### Data for this exercise ###

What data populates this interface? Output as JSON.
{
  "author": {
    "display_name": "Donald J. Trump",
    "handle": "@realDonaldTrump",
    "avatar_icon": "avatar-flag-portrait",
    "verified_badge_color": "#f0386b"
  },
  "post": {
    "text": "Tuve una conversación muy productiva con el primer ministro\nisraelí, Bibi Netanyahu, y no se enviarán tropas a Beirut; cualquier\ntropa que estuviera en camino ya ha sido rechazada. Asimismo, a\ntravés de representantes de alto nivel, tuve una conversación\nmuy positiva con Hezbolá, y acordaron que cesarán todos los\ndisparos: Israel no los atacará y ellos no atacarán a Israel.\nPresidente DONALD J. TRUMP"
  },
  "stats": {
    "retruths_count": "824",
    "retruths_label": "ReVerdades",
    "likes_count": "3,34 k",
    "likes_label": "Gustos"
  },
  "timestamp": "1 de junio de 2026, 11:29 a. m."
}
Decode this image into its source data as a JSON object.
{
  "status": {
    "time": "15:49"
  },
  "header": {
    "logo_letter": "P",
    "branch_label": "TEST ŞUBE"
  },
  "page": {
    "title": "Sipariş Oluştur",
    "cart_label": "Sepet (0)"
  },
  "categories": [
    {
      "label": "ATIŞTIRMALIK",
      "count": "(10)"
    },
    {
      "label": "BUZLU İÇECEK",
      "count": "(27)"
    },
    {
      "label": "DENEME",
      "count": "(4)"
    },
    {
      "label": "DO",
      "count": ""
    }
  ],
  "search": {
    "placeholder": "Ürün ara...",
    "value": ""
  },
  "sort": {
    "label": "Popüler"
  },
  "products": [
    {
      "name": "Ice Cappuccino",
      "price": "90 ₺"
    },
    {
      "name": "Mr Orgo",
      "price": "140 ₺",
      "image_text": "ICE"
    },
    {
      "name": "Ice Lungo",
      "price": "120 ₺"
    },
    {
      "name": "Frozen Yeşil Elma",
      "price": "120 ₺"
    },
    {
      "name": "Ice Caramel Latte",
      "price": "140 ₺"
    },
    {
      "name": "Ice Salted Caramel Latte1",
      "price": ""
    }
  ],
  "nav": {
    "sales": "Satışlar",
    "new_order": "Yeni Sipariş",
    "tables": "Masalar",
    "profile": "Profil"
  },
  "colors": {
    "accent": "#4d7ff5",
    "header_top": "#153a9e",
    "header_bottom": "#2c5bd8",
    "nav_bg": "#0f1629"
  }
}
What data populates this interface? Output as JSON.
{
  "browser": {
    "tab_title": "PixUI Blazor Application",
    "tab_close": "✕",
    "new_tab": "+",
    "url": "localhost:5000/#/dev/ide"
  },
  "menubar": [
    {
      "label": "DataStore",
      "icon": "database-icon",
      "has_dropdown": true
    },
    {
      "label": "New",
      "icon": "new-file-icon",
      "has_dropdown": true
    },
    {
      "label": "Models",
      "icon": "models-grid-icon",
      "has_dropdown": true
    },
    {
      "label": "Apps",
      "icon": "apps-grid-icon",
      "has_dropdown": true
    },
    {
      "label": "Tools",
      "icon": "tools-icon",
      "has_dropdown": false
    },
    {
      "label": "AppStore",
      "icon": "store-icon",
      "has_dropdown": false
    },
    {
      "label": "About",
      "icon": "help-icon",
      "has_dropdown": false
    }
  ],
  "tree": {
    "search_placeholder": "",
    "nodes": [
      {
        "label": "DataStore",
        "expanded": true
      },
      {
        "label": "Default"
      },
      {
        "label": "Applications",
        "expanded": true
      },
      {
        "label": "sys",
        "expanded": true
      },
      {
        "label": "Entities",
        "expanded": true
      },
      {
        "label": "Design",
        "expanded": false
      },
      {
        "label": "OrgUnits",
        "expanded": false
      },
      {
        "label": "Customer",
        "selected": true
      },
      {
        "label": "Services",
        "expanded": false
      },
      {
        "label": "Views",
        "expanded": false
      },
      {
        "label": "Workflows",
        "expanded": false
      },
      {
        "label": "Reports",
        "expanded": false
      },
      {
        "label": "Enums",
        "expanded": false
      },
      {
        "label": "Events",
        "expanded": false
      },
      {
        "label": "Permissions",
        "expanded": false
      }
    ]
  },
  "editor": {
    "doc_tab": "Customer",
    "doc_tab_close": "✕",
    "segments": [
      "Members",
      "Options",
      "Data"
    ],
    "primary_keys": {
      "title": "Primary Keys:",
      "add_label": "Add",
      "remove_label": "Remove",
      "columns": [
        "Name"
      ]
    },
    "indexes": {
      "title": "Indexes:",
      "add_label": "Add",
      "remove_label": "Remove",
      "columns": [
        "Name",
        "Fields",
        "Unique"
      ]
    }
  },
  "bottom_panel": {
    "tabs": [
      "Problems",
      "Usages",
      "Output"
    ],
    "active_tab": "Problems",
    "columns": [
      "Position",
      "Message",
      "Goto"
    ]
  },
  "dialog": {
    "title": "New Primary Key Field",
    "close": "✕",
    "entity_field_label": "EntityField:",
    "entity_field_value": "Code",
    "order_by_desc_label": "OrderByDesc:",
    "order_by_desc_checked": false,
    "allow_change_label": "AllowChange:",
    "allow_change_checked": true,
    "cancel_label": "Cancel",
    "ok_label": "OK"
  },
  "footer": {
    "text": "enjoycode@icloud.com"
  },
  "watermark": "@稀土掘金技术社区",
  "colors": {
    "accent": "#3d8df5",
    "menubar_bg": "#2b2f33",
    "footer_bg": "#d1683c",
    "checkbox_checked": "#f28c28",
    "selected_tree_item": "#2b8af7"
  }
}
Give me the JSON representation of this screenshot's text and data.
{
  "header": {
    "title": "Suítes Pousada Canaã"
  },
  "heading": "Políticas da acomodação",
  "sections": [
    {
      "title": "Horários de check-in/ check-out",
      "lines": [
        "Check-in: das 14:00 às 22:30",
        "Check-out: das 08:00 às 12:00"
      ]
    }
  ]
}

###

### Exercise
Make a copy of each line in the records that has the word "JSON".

### Answer section
What data populates this interface? Output as JSON.
Decode this image into its source data as a JSON object.
What data populates this interface? Output as JSON.
Give me the JSON representation of this screenshot's text and data.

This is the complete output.